== WORK TASK ==
The reply should consist of the full listing, repeated word for word.

== EXTRACTED INFORMATION ==
* * * * * * *

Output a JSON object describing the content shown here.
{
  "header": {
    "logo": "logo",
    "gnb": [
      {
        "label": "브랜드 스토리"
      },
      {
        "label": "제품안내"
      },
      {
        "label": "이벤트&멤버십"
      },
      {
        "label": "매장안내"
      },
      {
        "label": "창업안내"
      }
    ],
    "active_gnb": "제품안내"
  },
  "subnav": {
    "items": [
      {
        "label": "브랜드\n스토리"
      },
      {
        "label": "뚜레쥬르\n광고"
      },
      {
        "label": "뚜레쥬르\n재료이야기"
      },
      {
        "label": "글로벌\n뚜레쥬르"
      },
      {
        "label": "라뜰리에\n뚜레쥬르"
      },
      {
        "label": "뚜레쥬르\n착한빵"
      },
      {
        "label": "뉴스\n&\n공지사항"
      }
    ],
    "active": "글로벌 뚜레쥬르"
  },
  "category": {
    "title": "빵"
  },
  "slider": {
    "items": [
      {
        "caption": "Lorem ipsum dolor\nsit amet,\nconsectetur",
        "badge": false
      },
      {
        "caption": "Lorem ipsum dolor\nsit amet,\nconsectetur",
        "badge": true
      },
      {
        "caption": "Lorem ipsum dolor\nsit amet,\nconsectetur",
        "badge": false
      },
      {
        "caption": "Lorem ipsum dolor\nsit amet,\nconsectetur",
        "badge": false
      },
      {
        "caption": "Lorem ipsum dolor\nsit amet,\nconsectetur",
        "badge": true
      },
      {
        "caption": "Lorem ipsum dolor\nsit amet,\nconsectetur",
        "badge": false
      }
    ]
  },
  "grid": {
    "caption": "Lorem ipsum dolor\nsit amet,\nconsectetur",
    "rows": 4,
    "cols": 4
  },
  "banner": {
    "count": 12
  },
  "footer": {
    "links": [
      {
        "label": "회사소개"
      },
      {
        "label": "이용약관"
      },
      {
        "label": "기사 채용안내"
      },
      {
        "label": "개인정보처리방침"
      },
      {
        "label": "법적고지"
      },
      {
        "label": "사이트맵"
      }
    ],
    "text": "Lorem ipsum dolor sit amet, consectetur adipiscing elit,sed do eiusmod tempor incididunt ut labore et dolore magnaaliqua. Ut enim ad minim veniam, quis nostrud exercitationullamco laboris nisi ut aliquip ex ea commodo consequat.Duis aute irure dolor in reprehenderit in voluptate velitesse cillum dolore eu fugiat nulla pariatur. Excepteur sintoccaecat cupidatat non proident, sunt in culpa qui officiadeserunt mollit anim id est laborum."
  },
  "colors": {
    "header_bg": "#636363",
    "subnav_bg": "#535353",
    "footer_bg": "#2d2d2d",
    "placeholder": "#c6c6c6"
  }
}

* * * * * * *

== OUTPUT OF THE EXERCISE ==
Output a JSON object describing the content shown here.
{
  "header": {
    "logo": "logo",
    "gnb": [
      {
        "label": "브랜드 스토리"
      },
      {
        "label": "제품안내"
      },
      {
        "label": "이벤트&멤버십"
      },
      {
        "label": "매장안내"
      },
      {
        "label": "창업안내"
      }
    ],
    "active_gnb": "제품안내"
  },
  "subnav": {
    "items": [
      {
        "label": "브랜드\n스토리"
      },
      {
        "label": "뚜레쥬르\n광고"
      },
      {
        "label": "뚜레쥬르\n재료이야기"
      },
      {
        "label": "글로벌\n뚜레쥬르"
      },
      {
        "label": "라뜰리에\n뚜레쥬르"
      },
      {
        "label": "뚜레쥬르\n착한빵"
      },
      {
        "label": "뉴스\n&\n공지사항"
      }
    ],
    "active": "글로벌 뚜레쥬르"
  },
  "category": {
    "title": "빵"
  },
  "slider": {
    "items": [
      {
        "caption": "Lorem ipsum dolor\nsit amet,\nconsectetur",
        "badge": false
      },
      {
        "caption": "Lorem ipsum dolor\nsit amet,\nconsectetur",
        "badge": true
      },
      {
        "caption": "Lorem ipsum dolor\nsit amet,\nconsectetur",
        "badge": false
      },
      {
        "caption": "Lorem ipsum dolor\nsit amet,\nconsectetur",
        "badge": false
      },
      {
        "caption": "Lorem ipsum dolor\nsit amet,\nconsectetur",
        "badge": true
      },
      {
        "caption": "Lorem ipsum dolor\nsit amet,\nconsectetur",
        "badge": false
      }
    ]
  },
  "grid": {
    "caption": "Lorem ipsum dolor\nsit amet,\nconsectetur",
    "rows": 4,
    "cols": 4
  },
  "banner": {
    "count": 12
  },
  "footer": {
    "links": [
      {
        "label": "회사소개"
      },
      {
        "label": "이용약관"
      },
      {
        "label": "기사 채용안내"
      },
      {
        "label": "개인정보처리방침"
      },
      {
        "label": "법적고지"
      },
      {
        "label": "사이트맵"
      }
    ],
    "text": "Lorem ipsum dolor sit amet, consectetur adipiscing elit,sed do eiusmod tempor incididunt ut labore et dolore magnaaliqua. Ut enim ad minim veniam, quis nostrud exercitationullamco laboris nisi ut aliquip ex ea commodo consequat.Duis aute irure dolor in reprehenderit in voluptate velitesse cillum dolore eu fugiat nulla pariatur. Excepteur sintoccaecat cupidatat non proident, sunt in culpa qui officiadeserunt mollit anim id est laborum."
  },
  "colors": {
    "header_bg": "#636363",
    "subnav_bg": "#535353",
    "footer_bg": "#2d2d2d",
    "placeholder": "#c6c6c6"
  }
}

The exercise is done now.